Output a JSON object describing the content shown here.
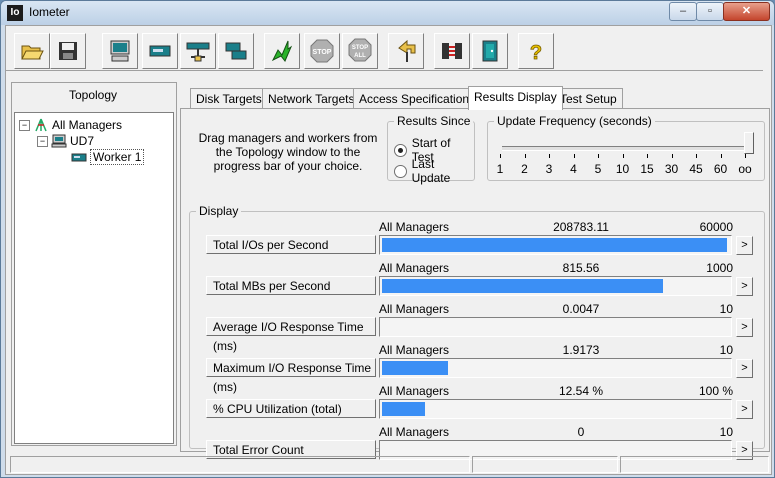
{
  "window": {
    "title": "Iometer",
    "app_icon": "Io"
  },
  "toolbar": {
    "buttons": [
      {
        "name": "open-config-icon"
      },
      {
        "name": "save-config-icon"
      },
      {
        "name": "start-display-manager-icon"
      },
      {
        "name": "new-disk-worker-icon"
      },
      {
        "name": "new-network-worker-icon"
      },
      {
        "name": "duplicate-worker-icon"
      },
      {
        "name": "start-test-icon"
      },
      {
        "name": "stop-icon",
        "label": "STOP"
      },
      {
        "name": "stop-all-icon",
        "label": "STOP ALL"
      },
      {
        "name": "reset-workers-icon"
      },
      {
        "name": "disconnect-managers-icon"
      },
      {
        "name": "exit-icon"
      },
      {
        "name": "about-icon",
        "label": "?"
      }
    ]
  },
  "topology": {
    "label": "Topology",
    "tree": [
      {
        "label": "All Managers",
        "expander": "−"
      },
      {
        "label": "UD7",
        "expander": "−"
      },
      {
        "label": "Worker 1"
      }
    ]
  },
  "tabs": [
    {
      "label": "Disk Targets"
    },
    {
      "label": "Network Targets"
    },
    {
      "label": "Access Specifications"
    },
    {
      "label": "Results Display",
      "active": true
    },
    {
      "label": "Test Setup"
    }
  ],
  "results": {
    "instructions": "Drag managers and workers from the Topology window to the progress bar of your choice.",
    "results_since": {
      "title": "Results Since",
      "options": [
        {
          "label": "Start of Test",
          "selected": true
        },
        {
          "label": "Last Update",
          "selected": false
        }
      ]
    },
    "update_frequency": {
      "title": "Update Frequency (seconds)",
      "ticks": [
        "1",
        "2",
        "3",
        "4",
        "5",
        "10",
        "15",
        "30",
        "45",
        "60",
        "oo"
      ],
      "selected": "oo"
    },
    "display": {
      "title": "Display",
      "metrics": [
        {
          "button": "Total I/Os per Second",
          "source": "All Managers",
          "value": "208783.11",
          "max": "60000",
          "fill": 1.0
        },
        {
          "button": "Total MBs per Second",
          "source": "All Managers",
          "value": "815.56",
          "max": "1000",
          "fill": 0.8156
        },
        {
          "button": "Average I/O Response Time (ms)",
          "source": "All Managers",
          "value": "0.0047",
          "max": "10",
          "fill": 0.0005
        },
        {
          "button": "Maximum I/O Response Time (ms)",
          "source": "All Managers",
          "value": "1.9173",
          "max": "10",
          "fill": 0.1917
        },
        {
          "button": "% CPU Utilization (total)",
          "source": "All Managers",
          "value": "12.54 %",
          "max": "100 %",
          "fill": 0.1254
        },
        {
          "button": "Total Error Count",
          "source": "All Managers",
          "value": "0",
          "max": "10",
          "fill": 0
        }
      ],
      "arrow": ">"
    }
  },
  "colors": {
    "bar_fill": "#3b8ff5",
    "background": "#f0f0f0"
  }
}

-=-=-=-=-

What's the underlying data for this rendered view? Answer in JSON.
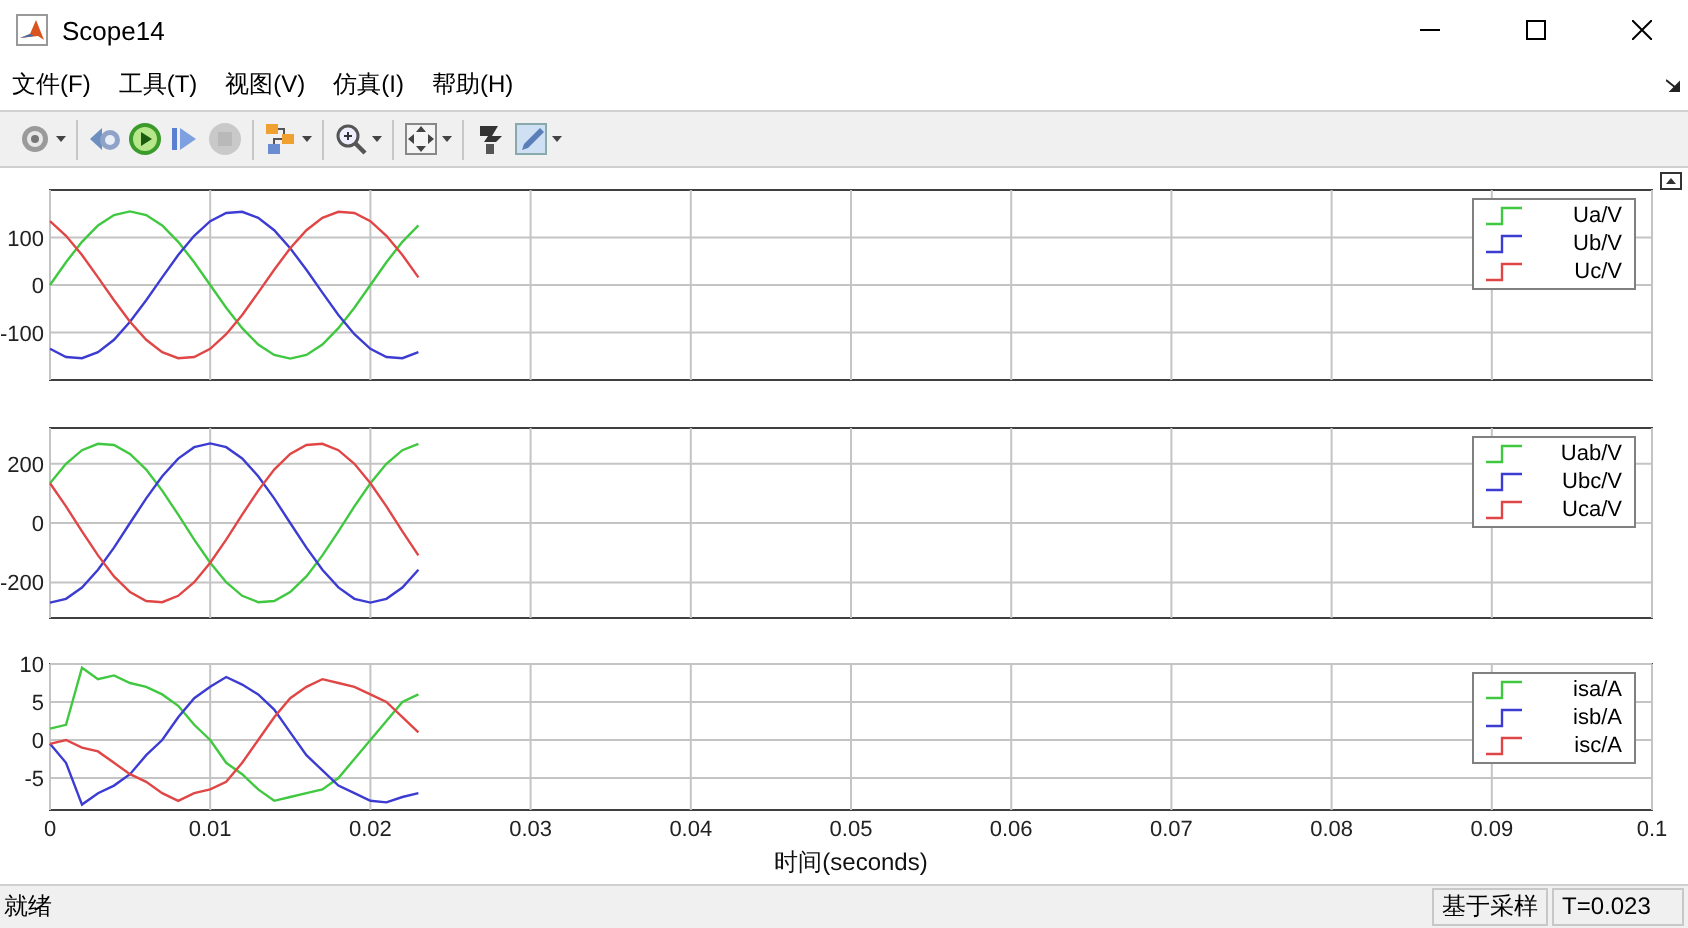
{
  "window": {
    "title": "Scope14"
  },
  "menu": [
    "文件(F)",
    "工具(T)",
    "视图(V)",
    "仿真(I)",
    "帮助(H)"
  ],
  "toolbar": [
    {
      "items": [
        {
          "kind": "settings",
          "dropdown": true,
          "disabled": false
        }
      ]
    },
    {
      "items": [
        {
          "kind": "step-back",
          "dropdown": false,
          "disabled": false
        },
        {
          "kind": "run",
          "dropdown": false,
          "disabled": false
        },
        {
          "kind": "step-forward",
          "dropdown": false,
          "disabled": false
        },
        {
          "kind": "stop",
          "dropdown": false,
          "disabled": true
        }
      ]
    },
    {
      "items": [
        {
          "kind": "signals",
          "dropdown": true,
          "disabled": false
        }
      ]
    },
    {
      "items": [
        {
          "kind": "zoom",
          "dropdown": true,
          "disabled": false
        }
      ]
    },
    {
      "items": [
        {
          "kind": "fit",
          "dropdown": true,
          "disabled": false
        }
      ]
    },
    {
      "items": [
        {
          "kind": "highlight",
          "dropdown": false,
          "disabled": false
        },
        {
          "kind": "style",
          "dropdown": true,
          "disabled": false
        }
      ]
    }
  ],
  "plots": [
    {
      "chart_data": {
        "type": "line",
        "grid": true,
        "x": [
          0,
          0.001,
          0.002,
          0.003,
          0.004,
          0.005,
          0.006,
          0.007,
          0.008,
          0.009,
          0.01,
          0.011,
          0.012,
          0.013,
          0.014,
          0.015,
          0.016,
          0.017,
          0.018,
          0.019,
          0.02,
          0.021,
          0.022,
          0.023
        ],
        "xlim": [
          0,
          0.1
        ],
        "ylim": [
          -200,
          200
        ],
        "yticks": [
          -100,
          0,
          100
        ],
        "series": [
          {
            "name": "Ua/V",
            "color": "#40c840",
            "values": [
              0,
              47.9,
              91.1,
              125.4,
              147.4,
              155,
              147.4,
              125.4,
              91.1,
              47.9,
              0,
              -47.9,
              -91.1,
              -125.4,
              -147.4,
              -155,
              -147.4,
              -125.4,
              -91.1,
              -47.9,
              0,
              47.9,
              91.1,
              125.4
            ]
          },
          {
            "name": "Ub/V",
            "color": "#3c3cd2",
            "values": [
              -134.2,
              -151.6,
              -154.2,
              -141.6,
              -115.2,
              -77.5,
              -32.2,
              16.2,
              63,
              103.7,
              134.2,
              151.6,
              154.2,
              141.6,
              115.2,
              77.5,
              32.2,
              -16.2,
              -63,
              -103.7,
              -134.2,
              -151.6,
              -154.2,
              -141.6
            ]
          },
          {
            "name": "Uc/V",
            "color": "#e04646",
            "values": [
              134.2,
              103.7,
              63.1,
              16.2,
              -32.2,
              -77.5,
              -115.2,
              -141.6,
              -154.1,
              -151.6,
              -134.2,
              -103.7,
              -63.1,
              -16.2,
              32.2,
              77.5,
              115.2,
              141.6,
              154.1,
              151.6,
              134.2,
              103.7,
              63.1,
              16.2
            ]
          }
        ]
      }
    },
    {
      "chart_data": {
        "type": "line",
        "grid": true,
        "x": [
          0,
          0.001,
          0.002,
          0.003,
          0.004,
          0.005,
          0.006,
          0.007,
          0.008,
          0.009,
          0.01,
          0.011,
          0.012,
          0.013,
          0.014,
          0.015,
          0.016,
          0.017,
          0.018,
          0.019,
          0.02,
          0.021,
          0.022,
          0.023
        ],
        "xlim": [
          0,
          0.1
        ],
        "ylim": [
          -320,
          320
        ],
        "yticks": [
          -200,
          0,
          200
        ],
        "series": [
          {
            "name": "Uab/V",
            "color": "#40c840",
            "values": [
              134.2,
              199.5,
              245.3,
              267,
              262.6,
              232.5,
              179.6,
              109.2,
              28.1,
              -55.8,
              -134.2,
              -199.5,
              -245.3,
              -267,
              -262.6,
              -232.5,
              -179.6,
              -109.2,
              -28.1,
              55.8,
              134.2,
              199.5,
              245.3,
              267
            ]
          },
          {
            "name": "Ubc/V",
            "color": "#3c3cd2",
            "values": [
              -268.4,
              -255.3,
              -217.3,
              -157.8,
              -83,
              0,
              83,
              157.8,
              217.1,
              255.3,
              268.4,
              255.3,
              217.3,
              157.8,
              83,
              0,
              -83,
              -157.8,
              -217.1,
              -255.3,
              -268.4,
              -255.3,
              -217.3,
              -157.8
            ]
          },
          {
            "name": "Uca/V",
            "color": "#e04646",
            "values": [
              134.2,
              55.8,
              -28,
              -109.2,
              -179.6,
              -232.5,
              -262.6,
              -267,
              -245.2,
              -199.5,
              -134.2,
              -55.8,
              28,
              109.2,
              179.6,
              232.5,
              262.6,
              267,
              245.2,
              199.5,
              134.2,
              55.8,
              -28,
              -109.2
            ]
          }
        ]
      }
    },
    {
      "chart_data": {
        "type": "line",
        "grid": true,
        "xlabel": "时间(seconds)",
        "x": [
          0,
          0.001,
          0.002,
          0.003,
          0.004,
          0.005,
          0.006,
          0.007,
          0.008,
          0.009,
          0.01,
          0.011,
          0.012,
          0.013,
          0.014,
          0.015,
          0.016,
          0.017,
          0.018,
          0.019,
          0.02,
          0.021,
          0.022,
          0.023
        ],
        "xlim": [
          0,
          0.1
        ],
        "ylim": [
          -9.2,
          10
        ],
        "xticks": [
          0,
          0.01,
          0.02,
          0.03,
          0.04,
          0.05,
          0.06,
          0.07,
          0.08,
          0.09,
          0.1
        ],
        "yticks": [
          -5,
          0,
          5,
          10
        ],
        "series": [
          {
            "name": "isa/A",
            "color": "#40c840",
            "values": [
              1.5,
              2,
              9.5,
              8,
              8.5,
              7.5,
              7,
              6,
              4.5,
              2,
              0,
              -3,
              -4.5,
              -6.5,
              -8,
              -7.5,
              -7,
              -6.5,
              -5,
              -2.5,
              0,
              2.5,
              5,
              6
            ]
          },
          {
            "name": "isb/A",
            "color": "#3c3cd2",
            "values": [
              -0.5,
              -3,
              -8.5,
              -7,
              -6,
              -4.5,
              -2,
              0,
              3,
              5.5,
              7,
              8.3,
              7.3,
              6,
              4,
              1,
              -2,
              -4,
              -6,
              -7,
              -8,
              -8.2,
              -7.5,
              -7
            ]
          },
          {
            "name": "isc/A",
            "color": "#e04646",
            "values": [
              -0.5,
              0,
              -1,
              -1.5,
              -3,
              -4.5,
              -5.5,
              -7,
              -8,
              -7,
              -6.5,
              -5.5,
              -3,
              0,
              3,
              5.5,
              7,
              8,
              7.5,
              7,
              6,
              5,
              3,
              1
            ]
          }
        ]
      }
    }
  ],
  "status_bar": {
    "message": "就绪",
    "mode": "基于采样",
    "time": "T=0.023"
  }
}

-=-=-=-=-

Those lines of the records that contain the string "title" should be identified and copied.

    "title": "Iometer",
      "title": "Results Since",
      "title": "Update Frequency (seconds)",
      "title": "Display",
    "title": "Scope14"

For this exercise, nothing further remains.